Exactness is required throughout. Return every record once more.

__Data records for software interfaces__.
= Beginning of Section =

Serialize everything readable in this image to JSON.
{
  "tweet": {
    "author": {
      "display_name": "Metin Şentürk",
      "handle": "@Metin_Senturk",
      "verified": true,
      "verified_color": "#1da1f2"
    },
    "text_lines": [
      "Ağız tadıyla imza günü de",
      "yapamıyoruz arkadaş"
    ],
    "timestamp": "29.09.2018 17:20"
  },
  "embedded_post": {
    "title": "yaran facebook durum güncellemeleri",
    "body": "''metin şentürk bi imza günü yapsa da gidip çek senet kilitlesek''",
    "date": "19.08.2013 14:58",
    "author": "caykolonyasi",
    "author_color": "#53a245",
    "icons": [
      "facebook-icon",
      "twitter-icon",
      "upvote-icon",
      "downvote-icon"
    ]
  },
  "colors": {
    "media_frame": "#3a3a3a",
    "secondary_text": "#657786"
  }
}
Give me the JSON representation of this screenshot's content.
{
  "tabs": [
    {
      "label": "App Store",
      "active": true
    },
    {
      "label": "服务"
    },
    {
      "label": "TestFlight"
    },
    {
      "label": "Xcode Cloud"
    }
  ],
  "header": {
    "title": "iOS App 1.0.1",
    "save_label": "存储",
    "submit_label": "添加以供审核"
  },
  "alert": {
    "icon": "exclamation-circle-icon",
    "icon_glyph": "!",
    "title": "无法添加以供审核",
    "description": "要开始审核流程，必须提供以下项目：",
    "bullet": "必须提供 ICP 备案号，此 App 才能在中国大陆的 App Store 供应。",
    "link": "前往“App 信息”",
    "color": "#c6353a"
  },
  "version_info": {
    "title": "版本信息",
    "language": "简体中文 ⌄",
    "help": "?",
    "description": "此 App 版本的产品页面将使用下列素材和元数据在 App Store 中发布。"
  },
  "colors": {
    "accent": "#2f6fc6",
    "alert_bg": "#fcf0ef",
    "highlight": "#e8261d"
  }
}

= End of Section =

__Expected answer__.
Serialize everything readable in this image to JSON.
{
  "tweet": {
    "author": {
      "display_name": "Metin Şentürk",
      "handle": "@Metin_Senturk",
      "verified": true,
      "verified_color": "#1da1f2"
    },
    "text_lines": [
      "Ağız tadıyla imza günü de",
      "yapamıyoruz arkadaş"
    ],
    "timestamp": "29.09.2018 17:20"
  },
  "embedded_post": {
    "title": "yaran facebook durum güncellemeleri",
    "body": "''metin şentürk bi imza günü yapsa da gidip çek senet kilitlesek''",
    "date": "19.08.2013 14:58",
    "author": "caykolonyasi",
    "author_color": "#53a245",
    "icons": [
      "facebook-icon",
      "twitter-icon",
      "upvote-icon",
      "downvote-icon"
    ]
  },
  "colors": {
    "media_frame": "#3a3a3a",
    "secondary_text": "#657786"
  }
}
Give me the JSON representation of this screenshot's content.
{
  "tabs": [
    {
      "label": "App Store",
      "active": true
    },
    {
      "label": "服务"
    },
    {
      "label": "TestFlight"
    },
    {
      "label": "Xcode Cloud"
    }
  ],
  "header": {
    "title": "iOS App 1.0.1",
    "save_label": "存储",
    "submit_label": "添加以供审核"
  },
  "alert": {
    "icon": "exclamation-circle-icon",
    "icon_glyph": "!",
    "title": "无法添加以供审核",
    "description": "要开始审核流程，必须提供以下项目：",
    "bullet": "必须提供 ICP 备案号，此 App 才能在中国大陆的 App Store 供应。",
    "link": "前往“App 信息”",
    "color": "#c6353a"
  },
  "version_info": {
    "title": "版本信息",
    "language": "简体中文 ⌄",
    "help": "?",
    "description": "此 App 版本的产品页面将使用下列素材和元数据在 App Store 中发布。"
  },
  "colors": {
    "accent": "#2f6fc6",
    "alert_bg": "#fcf0ef",
    "highlight": "#e8261d"
  }
}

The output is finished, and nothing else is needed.